══ DATA FOR THIS EXERCISE

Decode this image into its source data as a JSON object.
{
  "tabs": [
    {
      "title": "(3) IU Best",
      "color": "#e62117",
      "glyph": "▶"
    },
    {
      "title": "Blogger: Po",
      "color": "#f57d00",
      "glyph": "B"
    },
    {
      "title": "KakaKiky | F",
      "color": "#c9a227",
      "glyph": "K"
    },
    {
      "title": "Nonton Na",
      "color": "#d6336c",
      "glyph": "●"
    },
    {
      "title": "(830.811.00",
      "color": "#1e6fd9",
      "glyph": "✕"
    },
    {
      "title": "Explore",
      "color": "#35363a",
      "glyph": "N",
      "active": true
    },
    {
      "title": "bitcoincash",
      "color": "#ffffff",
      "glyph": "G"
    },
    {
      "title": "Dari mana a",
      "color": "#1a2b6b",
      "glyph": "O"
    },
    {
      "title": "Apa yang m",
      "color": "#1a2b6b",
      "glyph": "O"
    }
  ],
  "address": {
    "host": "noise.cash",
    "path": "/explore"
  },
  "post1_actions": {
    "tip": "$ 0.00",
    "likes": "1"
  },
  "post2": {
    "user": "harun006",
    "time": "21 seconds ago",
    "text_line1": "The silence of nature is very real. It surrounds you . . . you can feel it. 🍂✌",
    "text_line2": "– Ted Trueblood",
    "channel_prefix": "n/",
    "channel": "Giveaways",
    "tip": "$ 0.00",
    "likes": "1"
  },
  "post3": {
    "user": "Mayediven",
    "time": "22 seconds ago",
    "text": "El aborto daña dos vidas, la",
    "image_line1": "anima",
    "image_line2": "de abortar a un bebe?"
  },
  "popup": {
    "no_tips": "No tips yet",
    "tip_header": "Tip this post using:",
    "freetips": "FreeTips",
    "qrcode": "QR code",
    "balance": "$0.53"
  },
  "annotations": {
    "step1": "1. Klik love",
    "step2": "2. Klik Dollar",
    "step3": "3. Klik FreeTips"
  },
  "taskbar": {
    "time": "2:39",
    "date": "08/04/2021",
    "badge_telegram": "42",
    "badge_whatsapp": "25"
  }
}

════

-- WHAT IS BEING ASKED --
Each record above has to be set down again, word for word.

-- WORKED SOLUTION --
Decode this image into its source data as a JSON object.
{
  "tabs": [
    {
      "title": "(3) IU Best",
      "color": "#e62117",
      "glyph": "▶"
    },
    {
      "title": "Blogger: Po",
      "color": "#f57d00",
      "glyph": "B"
    },
    {
      "title": "KakaKiky | F",
      "color": "#c9a227",
      "glyph": "K"
    },
    {
      "title": "Nonton Na",
      "color": "#d6336c",
      "glyph": "●"
    },
    {
      "title": "(830.811.00",
      "color": "#1e6fd9",
      "glyph": "✕"
    },
    {
      "title": "Explore",
      "color": "#35363a",
      "glyph": "N",
      "active": true
    },
    {
      "title": "bitcoincash",
      "color": "#ffffff",
      "glyph": "G"
    },
    {
      "title": "Dari mana a",
      "color": "#1a2b6b",
      "glyph": "O"
    },
    {
      "title": "Apa yang m",
      "color": "#1a2b6b",
      "glyph": "O"
    }
  ],
  "address": {
    "host": "noise.cash",
    "path": "/explore"
  },
  "post1_actions": {
    "tip": "$ 0.00",
    "likes": "1"
  },
  "post2": {
    "user": "harun006",
    "time": "21 seconds ago",
    "text_line1": "The silence of nature is very real. It surrounds you . . . you can feel it. 🍂✌",
    "text_line2": "– Ted Trueblood",
    "channel_prefix": "n/",
    "channel": "Giveaways",
    "tip": "$ 0.00",
    "likes": "1"
  },
  "post3": {
    "user": "Mayediven",
    "time": "22 seconds ago",
    "text": "El aborto daña dos vidas, la",
    "image_line1": "anima",
    "image_line2": "de abortar a un bebe?"
  },
  "popup": {
    "no_tips": "No tips yet",
    "tip_header": "Tip this post using:",
    "freetips": "FreeTips",
    "qrcode": "QR code",
    "balance": "$0.53"
  },
  "annotations": {
    "step1": "1. Klik love",
    "step2": "2. Klik Dollar",
    "step3": "3. Klik FreeTips"
  },
  "taskbar": {
    "time": "2:39",
    "date": "08/04/2021",
    "badge_telegram": "42",
    "badge_whatsapp": "25"
  }
}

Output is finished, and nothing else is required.